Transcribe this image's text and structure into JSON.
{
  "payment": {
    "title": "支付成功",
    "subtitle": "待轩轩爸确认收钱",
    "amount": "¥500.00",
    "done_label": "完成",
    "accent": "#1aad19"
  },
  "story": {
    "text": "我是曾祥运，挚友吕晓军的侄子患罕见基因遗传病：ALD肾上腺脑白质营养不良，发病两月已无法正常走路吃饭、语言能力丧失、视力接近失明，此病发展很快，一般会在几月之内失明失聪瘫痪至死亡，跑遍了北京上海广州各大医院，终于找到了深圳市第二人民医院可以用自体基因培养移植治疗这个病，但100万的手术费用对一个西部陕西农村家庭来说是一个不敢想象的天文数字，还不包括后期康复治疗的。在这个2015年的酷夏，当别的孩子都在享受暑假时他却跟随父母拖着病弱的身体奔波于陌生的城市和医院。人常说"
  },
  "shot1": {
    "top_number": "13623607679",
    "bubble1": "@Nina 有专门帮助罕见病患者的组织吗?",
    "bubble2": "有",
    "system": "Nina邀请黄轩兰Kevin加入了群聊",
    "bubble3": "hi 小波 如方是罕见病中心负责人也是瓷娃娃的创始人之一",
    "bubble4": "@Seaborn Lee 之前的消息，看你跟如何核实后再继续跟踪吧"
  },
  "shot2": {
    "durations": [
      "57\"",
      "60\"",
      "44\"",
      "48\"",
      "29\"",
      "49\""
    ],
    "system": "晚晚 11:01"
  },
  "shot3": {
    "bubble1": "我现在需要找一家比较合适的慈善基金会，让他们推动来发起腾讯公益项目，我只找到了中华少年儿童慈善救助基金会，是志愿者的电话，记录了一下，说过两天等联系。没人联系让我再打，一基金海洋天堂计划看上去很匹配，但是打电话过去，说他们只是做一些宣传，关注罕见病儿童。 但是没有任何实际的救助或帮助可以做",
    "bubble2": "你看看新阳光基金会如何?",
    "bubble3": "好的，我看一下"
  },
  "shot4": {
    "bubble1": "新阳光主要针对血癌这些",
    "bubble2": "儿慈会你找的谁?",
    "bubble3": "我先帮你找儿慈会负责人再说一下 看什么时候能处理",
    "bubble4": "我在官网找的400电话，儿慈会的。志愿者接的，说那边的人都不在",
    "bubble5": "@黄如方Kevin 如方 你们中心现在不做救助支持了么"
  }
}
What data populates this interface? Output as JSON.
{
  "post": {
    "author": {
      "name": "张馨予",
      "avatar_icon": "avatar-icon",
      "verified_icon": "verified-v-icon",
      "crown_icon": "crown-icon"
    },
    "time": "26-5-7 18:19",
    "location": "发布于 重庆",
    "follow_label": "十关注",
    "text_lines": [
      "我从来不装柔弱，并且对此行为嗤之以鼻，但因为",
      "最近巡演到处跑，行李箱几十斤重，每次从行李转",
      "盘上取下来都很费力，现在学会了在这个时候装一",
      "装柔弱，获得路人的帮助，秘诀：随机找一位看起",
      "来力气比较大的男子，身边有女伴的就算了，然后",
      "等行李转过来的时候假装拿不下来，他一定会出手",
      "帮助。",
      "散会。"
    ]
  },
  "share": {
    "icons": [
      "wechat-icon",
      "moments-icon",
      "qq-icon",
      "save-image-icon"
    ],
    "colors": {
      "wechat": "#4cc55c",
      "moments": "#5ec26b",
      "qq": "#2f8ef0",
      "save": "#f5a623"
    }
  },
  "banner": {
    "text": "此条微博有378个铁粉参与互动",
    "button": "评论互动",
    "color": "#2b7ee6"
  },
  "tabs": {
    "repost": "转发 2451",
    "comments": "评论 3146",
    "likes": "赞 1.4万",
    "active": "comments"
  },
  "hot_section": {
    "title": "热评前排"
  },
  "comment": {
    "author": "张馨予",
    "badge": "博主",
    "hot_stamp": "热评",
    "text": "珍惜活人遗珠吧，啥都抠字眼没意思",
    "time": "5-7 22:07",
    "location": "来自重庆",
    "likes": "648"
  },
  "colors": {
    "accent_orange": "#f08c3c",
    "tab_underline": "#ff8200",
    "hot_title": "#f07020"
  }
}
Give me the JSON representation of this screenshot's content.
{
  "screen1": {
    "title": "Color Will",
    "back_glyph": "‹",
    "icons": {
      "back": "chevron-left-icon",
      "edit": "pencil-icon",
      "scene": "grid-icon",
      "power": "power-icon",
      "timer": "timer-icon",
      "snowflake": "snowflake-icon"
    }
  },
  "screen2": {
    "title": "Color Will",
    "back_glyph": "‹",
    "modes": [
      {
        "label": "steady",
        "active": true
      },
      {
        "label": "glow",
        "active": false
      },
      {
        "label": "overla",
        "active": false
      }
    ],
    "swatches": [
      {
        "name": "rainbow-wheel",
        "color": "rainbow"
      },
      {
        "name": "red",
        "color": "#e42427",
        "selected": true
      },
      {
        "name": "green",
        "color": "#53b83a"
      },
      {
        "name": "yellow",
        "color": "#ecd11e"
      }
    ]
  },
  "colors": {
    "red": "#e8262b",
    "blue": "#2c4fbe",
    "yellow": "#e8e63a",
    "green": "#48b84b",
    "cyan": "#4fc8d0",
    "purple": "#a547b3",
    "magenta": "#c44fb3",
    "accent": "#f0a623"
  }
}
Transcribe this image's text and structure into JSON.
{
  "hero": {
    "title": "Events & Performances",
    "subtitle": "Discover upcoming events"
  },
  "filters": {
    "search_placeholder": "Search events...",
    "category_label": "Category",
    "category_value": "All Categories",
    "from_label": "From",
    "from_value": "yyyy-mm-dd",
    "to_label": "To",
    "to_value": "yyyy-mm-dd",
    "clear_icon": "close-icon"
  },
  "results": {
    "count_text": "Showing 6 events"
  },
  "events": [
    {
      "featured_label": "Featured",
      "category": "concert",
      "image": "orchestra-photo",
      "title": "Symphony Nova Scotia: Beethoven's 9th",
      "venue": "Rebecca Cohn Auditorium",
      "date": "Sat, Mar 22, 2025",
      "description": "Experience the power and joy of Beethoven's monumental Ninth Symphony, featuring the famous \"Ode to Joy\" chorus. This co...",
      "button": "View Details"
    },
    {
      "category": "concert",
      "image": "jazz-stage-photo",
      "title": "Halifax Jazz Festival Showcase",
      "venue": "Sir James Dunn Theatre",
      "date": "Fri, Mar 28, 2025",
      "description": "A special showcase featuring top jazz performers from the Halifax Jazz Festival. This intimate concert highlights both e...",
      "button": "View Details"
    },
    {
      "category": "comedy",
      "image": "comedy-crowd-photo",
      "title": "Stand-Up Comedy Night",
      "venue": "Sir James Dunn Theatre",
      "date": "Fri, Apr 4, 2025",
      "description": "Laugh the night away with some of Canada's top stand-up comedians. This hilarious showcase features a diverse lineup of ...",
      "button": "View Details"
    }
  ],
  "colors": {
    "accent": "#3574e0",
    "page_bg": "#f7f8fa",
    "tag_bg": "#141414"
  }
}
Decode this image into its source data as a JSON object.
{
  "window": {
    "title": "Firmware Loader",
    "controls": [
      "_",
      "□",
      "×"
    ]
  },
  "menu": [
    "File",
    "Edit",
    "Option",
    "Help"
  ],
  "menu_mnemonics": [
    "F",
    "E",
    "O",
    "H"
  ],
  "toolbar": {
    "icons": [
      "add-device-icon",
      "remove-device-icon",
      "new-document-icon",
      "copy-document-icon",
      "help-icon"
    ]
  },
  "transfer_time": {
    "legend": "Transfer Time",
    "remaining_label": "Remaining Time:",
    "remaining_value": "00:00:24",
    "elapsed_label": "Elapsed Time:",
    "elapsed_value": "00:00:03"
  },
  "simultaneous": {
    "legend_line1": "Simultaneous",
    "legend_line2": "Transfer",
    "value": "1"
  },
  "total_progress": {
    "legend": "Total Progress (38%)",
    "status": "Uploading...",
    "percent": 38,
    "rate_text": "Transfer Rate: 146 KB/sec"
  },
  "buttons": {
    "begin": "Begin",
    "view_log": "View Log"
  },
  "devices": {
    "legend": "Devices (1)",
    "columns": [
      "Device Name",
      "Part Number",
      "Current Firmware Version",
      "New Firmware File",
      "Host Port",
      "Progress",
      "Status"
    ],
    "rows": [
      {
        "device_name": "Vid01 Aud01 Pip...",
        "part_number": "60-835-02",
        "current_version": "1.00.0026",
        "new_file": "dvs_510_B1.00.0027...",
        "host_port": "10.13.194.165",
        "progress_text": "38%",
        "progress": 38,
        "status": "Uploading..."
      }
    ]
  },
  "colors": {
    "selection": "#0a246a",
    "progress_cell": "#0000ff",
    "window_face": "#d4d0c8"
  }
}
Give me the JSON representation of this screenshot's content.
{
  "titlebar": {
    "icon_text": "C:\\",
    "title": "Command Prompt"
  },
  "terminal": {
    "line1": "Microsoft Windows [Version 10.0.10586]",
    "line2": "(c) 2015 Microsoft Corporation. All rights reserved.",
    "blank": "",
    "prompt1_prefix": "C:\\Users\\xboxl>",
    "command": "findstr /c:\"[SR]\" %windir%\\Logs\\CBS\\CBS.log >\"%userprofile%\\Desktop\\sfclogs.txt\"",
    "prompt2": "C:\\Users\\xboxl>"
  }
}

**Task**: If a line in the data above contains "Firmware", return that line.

**Answer for this exercise**:
    "title": "Firmware Loader",
      "Current Firmware Version",
      "New Firmware File",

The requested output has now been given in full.